What Kingdom do Leopard Cats belong to?
Leopard Cats belong to the Kingdom Animalia.
What phylum to Leopard Cats belong to?
Leopard Cats belong to the phylum Chordata.
What phylum to Leopard Cats belong to?
Leopard Cats belong to the phylum Chordata.
What family do Leopard Cats belong to?
Leopard Cats belong to the family Felidae.
What order do Leopard Cats belong to?
Leopard Cats belong to the order Carnivora.
What genus do Leopard Cats belong to?
Leopard Cats belong to the genus Prionailurus.
What type of covering do Leopard Cats have?
Leopard Cats are covered in Fur.
In what type of habitat do Leopard Cats live?
Leopard Cats live in tropical forests.
What is the main prey for Leopard Cats?
Leopard Cats prey on rodents, lizards, and insects.
What are some predators of Leopard Cats?
Predators of Leopard Cats include leopards, tigers, and wild dogs.
What are some distinguishing features of Leopard Cats?
Leopard Cats have webbed toes and spotted fur.
How many babies do Leopard Cats have?
The average number of babies a Leopard Cat has is 3.
What is an interesting fact about Leopard Cats?
There are 11 different species of Leopard Cat!
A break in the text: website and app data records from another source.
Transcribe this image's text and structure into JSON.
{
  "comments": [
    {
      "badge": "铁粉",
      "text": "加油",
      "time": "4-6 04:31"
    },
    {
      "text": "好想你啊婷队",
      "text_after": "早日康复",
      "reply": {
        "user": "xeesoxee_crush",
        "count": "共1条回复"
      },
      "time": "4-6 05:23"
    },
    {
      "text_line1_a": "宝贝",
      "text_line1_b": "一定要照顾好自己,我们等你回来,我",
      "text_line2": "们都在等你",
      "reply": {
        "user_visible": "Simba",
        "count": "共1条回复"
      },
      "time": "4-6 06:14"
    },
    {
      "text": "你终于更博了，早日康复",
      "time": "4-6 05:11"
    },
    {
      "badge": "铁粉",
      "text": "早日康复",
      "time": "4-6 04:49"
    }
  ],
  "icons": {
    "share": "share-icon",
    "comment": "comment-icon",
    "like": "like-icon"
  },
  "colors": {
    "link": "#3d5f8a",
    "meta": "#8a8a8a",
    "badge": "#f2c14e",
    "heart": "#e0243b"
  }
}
- David Burnie, Dorling Kindersley (2011) Animal, The Definitive Visual Guide To The World's Wildlife
- Tom Jackson, Lorenz Books (2007) The World Encyclopedia Of Animals
- David Burnie, Kingfisher (2011) The Kingfisher Animal Encyclopedia
- Richard Mackay, University of California Press (2009) The Atlas Of Endangered Species
- David Burnie, Dorling Kindersley (2008) Illustrated Encyclopedia Of Animals
- Dorling Kindersley (2006) Dorling Kindersley Encyclopedia Of Animals
- David W. Macdonald, Oxford University Press (2010) The Encyclopedia Of Mammals